**HOW TO COMPLETE THIS TASK:** Below are some records; copy each line in them that contains "rutgers".

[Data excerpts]
= = = = =

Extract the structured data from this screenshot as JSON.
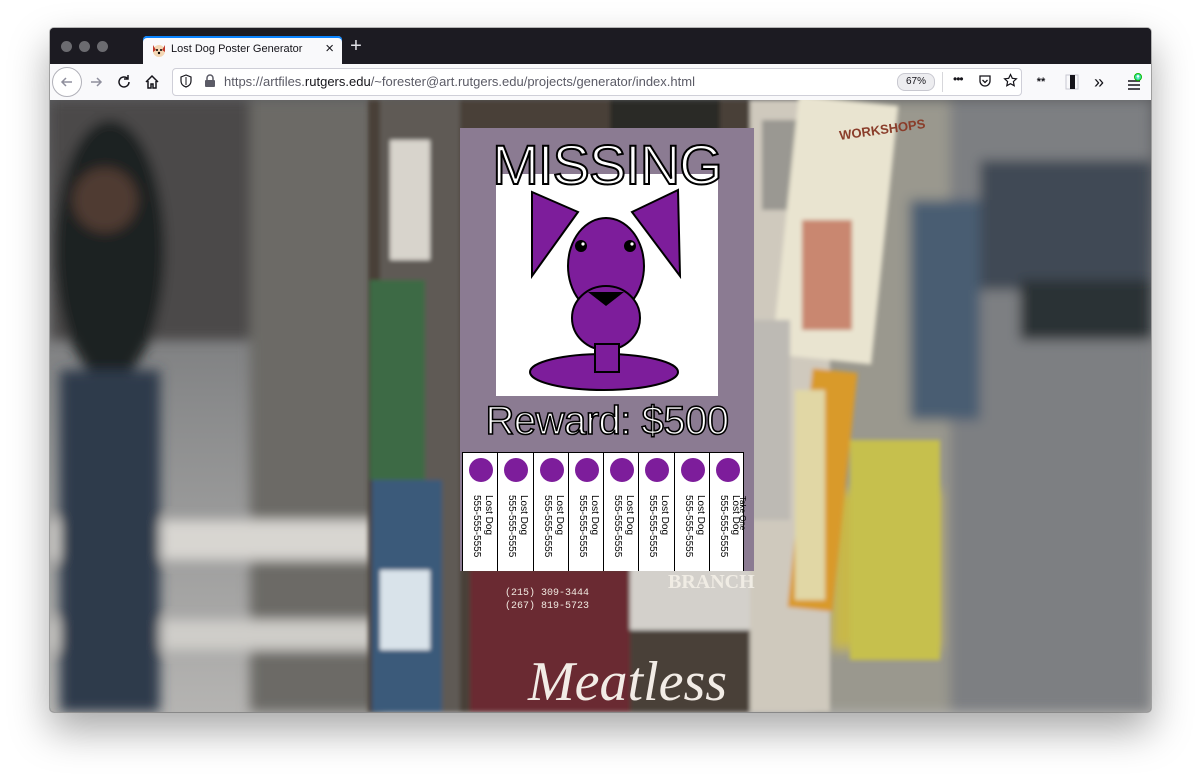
{
  "browser": {
    "tab_title": "Lost Dog Poster Generator",
    "tab_close": "×",
    "new_tab": "+",
    "url_prefix": "https://artfiles.",
    "url_domain": "rutgers.edu",
    "url_path": "/~forester@art.rutgers.edu/projects/generator/index.html",
    "zoom": "67%",
    "more": "•••",
    "overflow": "»"
  },
  "poster": {
    "headline": "MISSING",
    "reward": "Reward: $500",
    "take_one": "Take One",
    "tabs": [
      {
        "label": "Lost Dog",
        "phone": "555-555-5555"
      },
      {
        "label": "Lost Dog",
        "phone": "555-555-5555"
      },
      {
        "label": "Lost Dog",
        "phone": "555-555-5555"
      },
      {
        "label": "Lost Dog",
        "phone": "555-555-5555"
      },
      {
        "label": "Lost Dog",
        "phone": "555-555-5555"
      },
      {
        "label": "Lost Dog",
        "phone": "555-555-5555"
      },
      {
        "label": "Lost Dog",
        "phone": "555-555-5555"
      },
      {
        "label": "Lost Dog",
        "phone": "555-555-5555"
      }
    ]
  },
  "background_signs": {
    "workshops": "WORKSHOPS",
    "branch": "BRANCH",
    "meatless": "Meatless",
    "phone1": "(215) 309-3444",
    "phone2": "(267) 819-5723"
  },
  "colors": {
    "dog_purple": "#7d1d9b",
    "poster_bg": "#8b7b92",
    "accent_blue": "#0a84ff"
  }
}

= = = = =

**EXERCISE SOLUTION:**
    "url_domain": "rutgers.edu",
    "url_path": "/~forester@art.rutgers.edu/projects/generator/index.html",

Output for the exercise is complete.